Rev. John Taylor Brantley led a lovely period worship service before breakfast on Sunday morning, after which Living History Interactive Presentations and Discussions filled the morning until lunch. Participants enjoyed finding the presentations around the resort: Ladies’ Aid Society Meeting (Adrienne Robertson Ogle and Vee Hansen); Poor in the Rural South and Refugeeing (Kathleen Yurkonis, Jennifer Green, Amie Clark); Period Quilting (Shelly Reetz); Adding Religion to your Reenacting (John Brantley); Music and Musicians (John and Elaine Masciale); Dressing for the Event (Marie Clyne); Medical and Apothecary (Kent and Melissa Schod); Portraying a Famous Person: Governor Helm of Kentucky (Steve Lindsey); Becoming a Certified Interpreter (Mike Reetz). After yet another delicious lunch buffet, folks began to regretfully say goodbye. Last minute shopping kept the Market Fair busy, and at 2:00pm the group gathered for closing words.
Just as the chorus of greetings echoed on Thursday, the heartfelt and sometimes tearful goodbyes filled the afternoon as friends reluctantly parted for home. But not everyone left – a small group arranged to “take the waters” at the spa in 19th century style. Photographs of their colorful bathing costumes lit up the internet when it was over.
And then, it WAS over. The resort became quieter, and as soon as folks reached cell and internet service, the buzz came back to the Facebook group! The comments were heartwarming for the organizers:
“Thank you so much for this event! Hands drown the best 1860s event so far for me!”

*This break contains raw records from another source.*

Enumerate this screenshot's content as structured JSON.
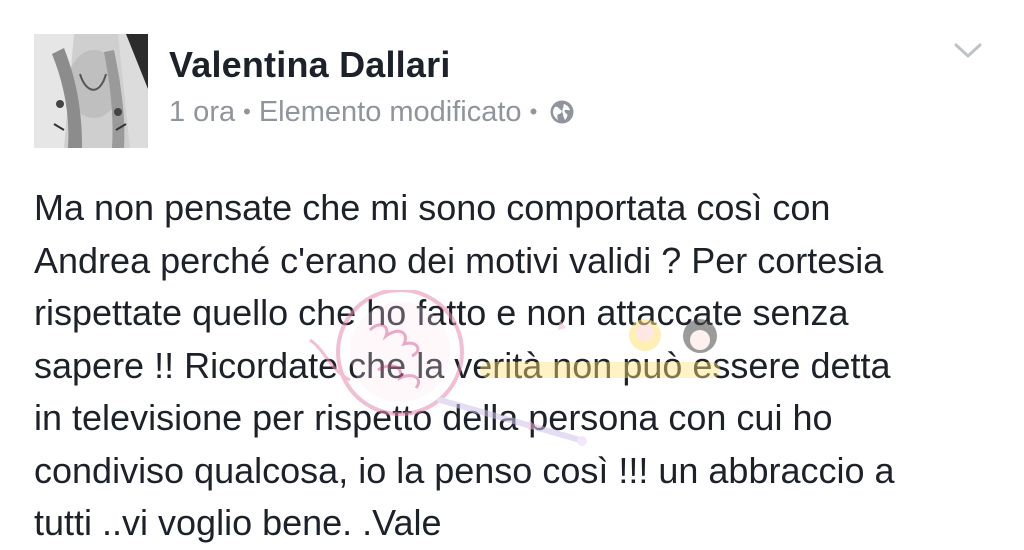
{
  "post": {
    "author": "Valentina Dallari",
    "timestamp": "1 ora",
    "edited_label": "Elemento modificato",
    "separator": "•",
    "privacy_icon": "globe-icon",
    "menu_icon": "chevron-down-icon",
    "text": "Ma non pensate che mi sono comportata così con\nAndrea perché c'erano dei motivi validi ? Per cortesia\nrispettate quello che ho fatto e non attaccate senza\nsapere !! Ricordate che la verità non può essere detta\nin televisione per rispetto della persona con cui ho\ncondiviso qualcosa, io la penso così  !!! un abbraccio a\ntutti ..vi voglio bene. .Vale"
  },
  "colors": {
    "text_primary": "#1d2129",
    "text_secondary": "#90949c",
    "watermark_pink": "#e98ab0"
  }
}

“Can't say enough about how lovely this place was... staff was top notch, but this is a friendly place and everyone was so helpful. What a history this place has.”

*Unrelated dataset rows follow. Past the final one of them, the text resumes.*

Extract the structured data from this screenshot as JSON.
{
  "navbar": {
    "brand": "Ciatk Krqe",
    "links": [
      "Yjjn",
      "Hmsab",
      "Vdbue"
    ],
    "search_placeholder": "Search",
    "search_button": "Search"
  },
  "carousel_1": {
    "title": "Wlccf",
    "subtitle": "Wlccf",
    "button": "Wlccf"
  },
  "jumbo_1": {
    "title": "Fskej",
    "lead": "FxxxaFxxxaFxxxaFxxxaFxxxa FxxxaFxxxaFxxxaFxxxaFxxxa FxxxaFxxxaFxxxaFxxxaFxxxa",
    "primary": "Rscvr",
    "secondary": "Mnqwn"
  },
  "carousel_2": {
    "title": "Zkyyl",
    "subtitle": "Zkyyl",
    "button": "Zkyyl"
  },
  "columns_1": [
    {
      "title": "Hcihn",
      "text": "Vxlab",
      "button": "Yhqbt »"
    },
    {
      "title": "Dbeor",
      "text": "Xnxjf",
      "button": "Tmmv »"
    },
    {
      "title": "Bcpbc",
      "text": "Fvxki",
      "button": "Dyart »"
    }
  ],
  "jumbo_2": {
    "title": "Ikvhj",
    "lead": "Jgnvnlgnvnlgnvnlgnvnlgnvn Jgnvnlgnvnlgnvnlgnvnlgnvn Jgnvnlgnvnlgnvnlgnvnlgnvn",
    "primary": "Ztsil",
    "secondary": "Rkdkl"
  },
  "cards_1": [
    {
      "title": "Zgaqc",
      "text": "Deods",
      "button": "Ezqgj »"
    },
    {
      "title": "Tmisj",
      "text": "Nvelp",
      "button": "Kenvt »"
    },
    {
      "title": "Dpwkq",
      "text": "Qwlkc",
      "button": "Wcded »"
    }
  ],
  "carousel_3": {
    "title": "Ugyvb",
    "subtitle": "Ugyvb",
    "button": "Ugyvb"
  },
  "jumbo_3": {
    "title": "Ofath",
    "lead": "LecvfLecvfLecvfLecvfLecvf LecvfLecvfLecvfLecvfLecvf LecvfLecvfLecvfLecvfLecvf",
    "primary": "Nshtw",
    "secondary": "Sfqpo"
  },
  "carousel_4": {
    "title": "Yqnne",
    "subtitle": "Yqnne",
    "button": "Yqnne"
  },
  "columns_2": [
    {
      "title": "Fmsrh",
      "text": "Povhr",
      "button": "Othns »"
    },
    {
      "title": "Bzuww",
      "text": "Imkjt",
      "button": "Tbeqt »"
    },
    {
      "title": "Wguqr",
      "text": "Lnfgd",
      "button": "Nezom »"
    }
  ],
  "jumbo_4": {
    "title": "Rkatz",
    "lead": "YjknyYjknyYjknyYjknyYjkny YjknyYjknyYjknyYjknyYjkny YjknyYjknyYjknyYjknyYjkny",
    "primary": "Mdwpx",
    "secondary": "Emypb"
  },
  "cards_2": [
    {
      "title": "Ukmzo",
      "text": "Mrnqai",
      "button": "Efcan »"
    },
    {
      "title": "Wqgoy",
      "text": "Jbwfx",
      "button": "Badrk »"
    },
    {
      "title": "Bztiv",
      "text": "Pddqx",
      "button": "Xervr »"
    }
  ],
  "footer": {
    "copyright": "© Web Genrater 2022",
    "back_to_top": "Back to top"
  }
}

“I enjoyed chatting with other attendees at meals. I had not arrived with or roomed with friends, but feel that I made several friends over the 24 hours I was there.”
“It was hard at first but I loved no cell phone, TV or radio. I loved sleeping to the sound of a running creek outside my room. I LOVED meeting so many kind, knowledgeable people and learning more about proper wardrobes.”

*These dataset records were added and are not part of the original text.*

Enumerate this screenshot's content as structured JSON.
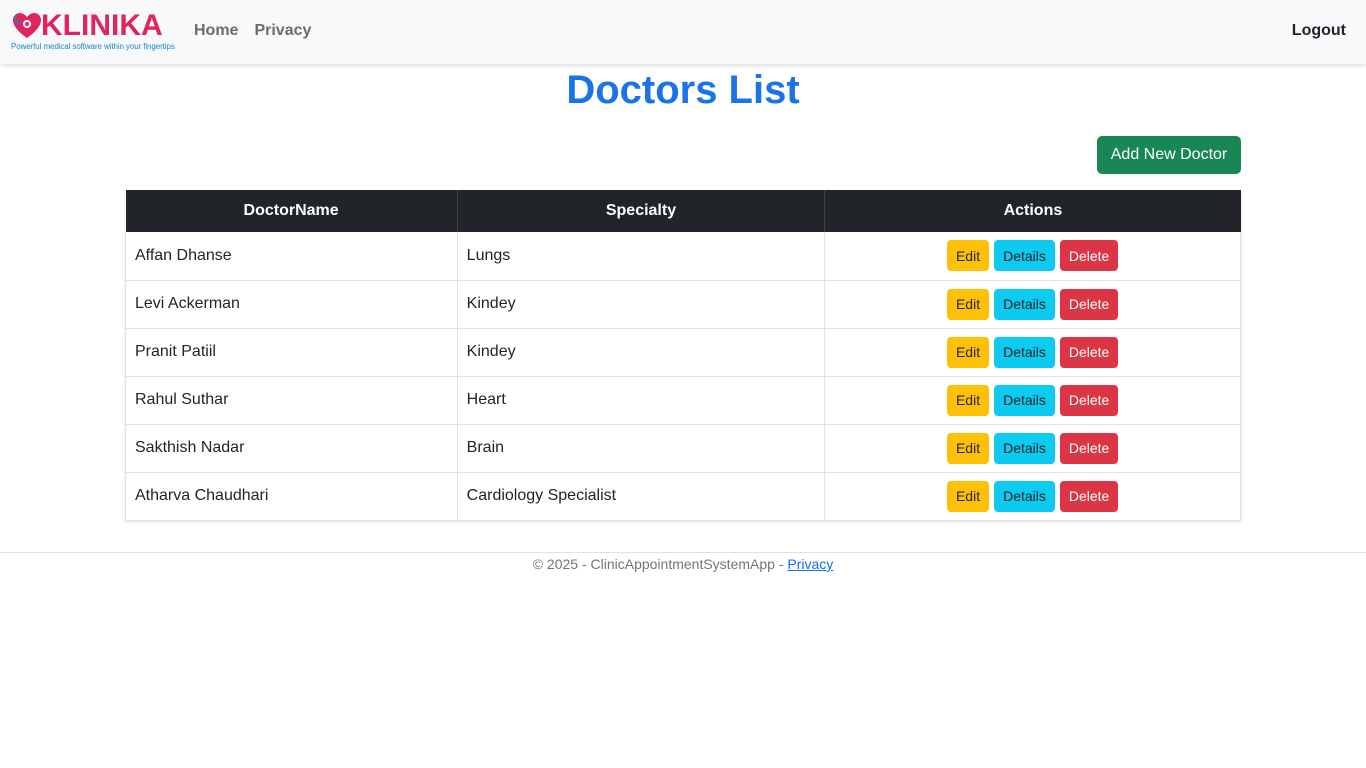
{
  "navbar": {
    "brand_name": "KLINIKA",
    "brand_tagline": "Powerful medical software within your fingertips",
    "links": [
      {
        "label": "Home"
      },
      {
        "label": "Privacy"
      }
    ],
    "logout_label": "Logout"
  },
  "page": {
    "title": "Doctors List",
    "add_button_label": "Add New Doctor"
  },
  "table": {
    "headers": [
      "DoctorName",
      "Specialty",
      "Actions"
    ],
    "rows": [
      {
        "name": "Affan Dhanse",
        "specialty": "Lungs"
      },
      {
        "name": "Levi Ackerman",
        "specialty": "Kindey"
      },
      {
        "name": "Pranit Patiil",
        "specialty": "Kindey"
      },
      {
        "name": "Rahul Suthar",
        "specialty": "Heart"
      },
      {
        "name": "Sakthish Nadar",
        "specialty": "Brain"
      },
      {
        "name": "Atharva Chaudhari",
        "specialty": "Cardiology Specialist"
      }
    ],
    "action_labels": {
      "edit": "Edit",
      "details": "Details",
      "delete": "Delete"
    }
  },
  "footer": {
    "text": "© 2025 - ClinicAppointmentSystemApp - ",
    "privacy_link": "Privacy"
  },
  "colors": {
    "brand": "#e0245e",
    "title": "#1a73e8",
    "add_button": "#198754",
    "edit": "#ffc107",
    "details": "#0dcaf0",
    "delete": "#dc3545",
    "table_header": "#212529"
  }
}
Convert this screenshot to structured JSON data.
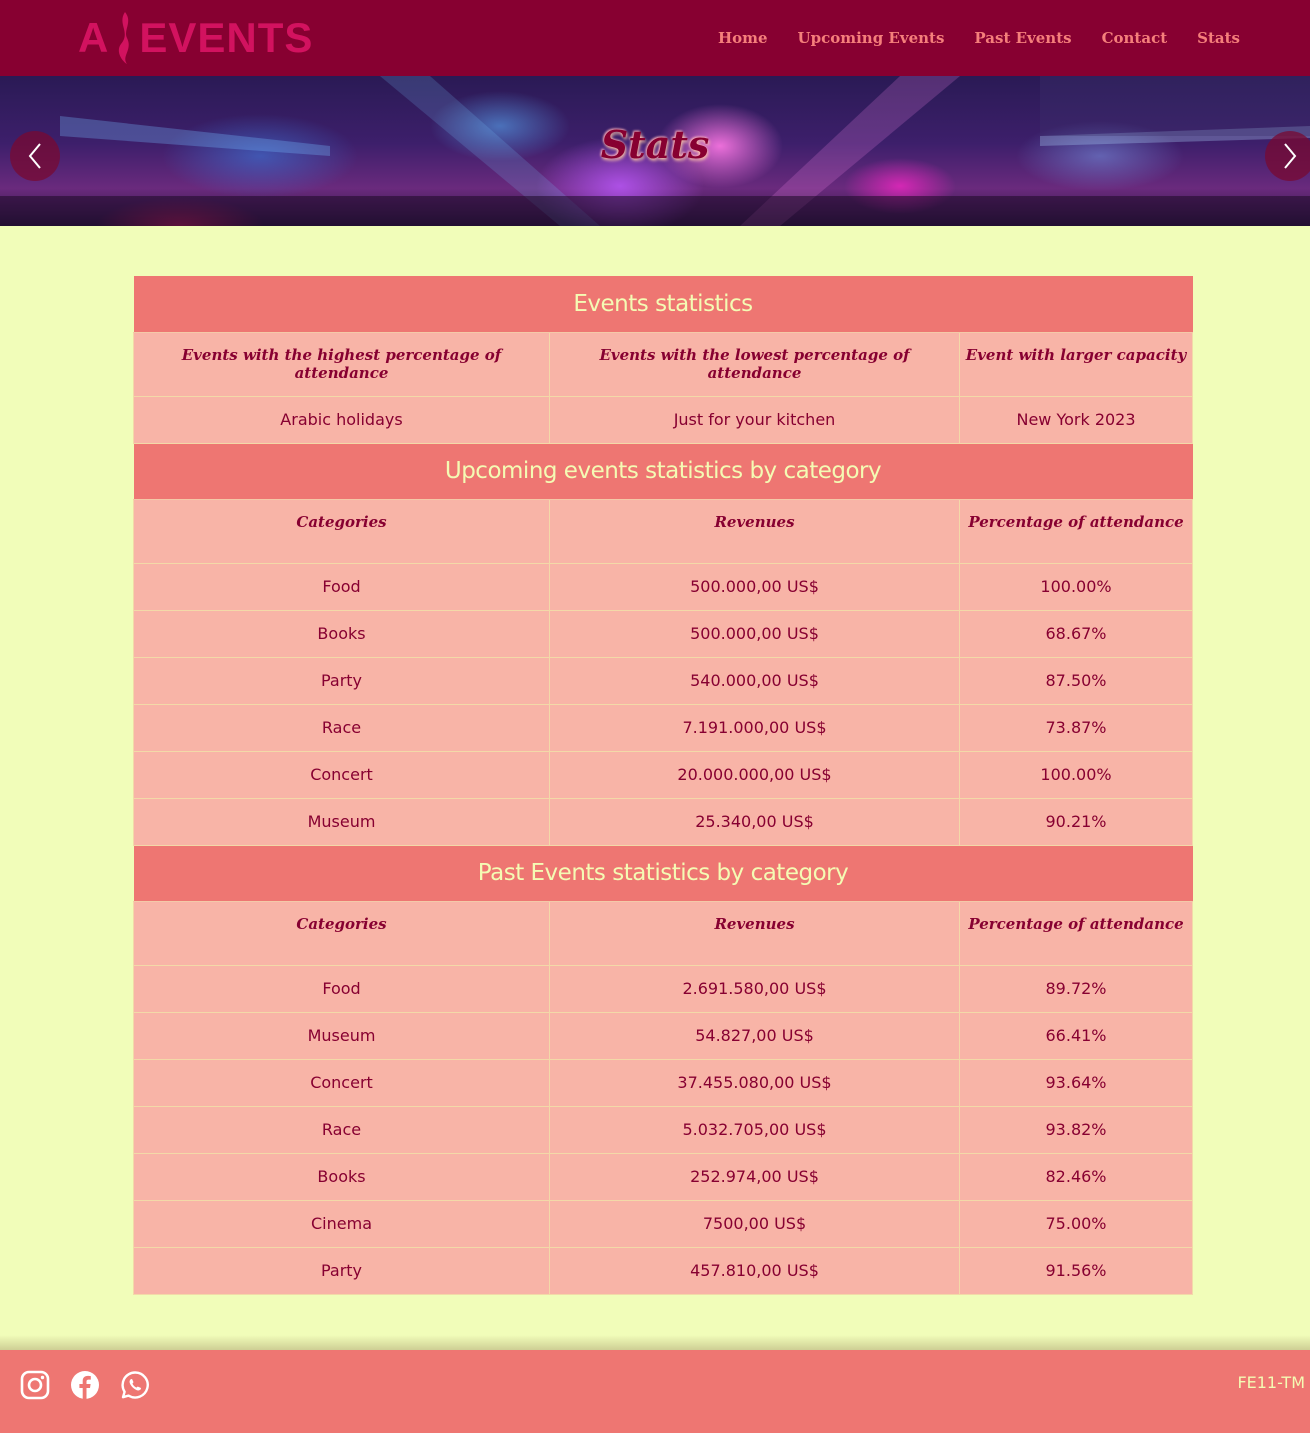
{
  "header": {
    "logo_text": "AEVENTS",
    "logo_letter_a": "A",
    "logo_letters_rest": "EVENTS",
    "nav": [
      "Home",
      "Upcoming Events",
      "Past Events",
      "Contact",
      "Stats"
    ]
  },
  "banner": {
    "title": "Stats",
    "prev_icon": "chevron-left-icon",
    "next_icon": "chevron-right-icon"
  },
  "stats": {
    "events_section_title": "Events statistics",
    "events_headers": [
      "Events with the highest percentage of attendance",
      "Events with the lowest percentage of attendance",
      "Event with larger capacity"
    ],
    "events_values": [
      "Arabic holidays",
      "Just for your kitchen",
      "New York 2023"
    ],
    "upcoming_section_title": "Upcoming events statistics by category",
    "past_section_title": "Past Events statistics by category",
    "category_headers": [
      "Categories",
      "Revenues",
      "Percentage of attendance"
    ],
    "upcoming_rows": [
      [
        "Food",
        "500.000,00 US$",
        "100.00%"
      ],
      [
        "Books",
        "500.000,00 US$",
        "68.67%"
      ],
      [
        "Party",
        "540.000,00 US$",
        "87.50%"
      ],
      [
        "Race",
        "7.191.000,00 US$",
        "73.87%"
      ],
      [
        "Concert",
        "20.000.000,00 US$",
        "100.00%"
      ],
      [
        "Museum",
        "25.340,00 US$",
        "90.21%"
      ]
    ],
    "past_rows": [
      [
        "Food",
        "2.691.580,00 US$",
        "89.72%"
      ],
      [
        "Museum",
        "54.827,00 US$",
        "66.41%"
      ],
      [
        "Concert",
        "37.455.080,00 US$",
        "93.64%"
      ],
      [
        "Race",
        "5.032.705,00 US$",
        "93.82%"
      ],
      [
        "Books",
        "252.974,00 US$",
        "82.46%"
      ],
      [
        "Cinema",
        "7500,00 US$",
        "75.00%"
      ],
      [
        "Party",
        "457.810,00 US$",
        "91.56%"
      ]
    ]
  },
  "footer": {
    "social_icons": [
      "instagram-icon",
      "facebook-icon",
      "whatsapp-icon"
    ],
    "credit": "FE11-TM"
  },
  "colors": {
    "header_bg": "#870031",
    "nav_text": "#f57f7b",
    "logo": "#d2125f",
    "page_bg": "#f1fdb9",
    "section_bg": "#ee7672",
    "section_text": "#f4fbb4",
    "cell_bg": "#f8b4a7",
    "cell_text": "#870031"
  }
}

“The absence of digital connection was a lovely breath of fresh air.”
“We loved Sunday morning having small group conversations with folks.”
“I loved meeting so many people who are so very willing to share all their knowledge about this new adventure my husband and I are entering. Can’t wait for more. Wish we would have stayed through to Monday, to have had time to explore the farm.”
“I loved sharing the discovery of the resort with the attendees. It was so fun to hear the enthusiasm confirming how wonderful the place is for a living history event. I loved reconnecting with old friends and making new ones.”
We really must take a moment to thank the owners and staff of Capon Springs Resort and Farms. They embraced our vision and dream and made it their own. They were absolutely wonderful to work with and we look forward to planning for 2018. But first, we need sleep. Thank you everyone, for an absolutely amazing experience! See you next year!!!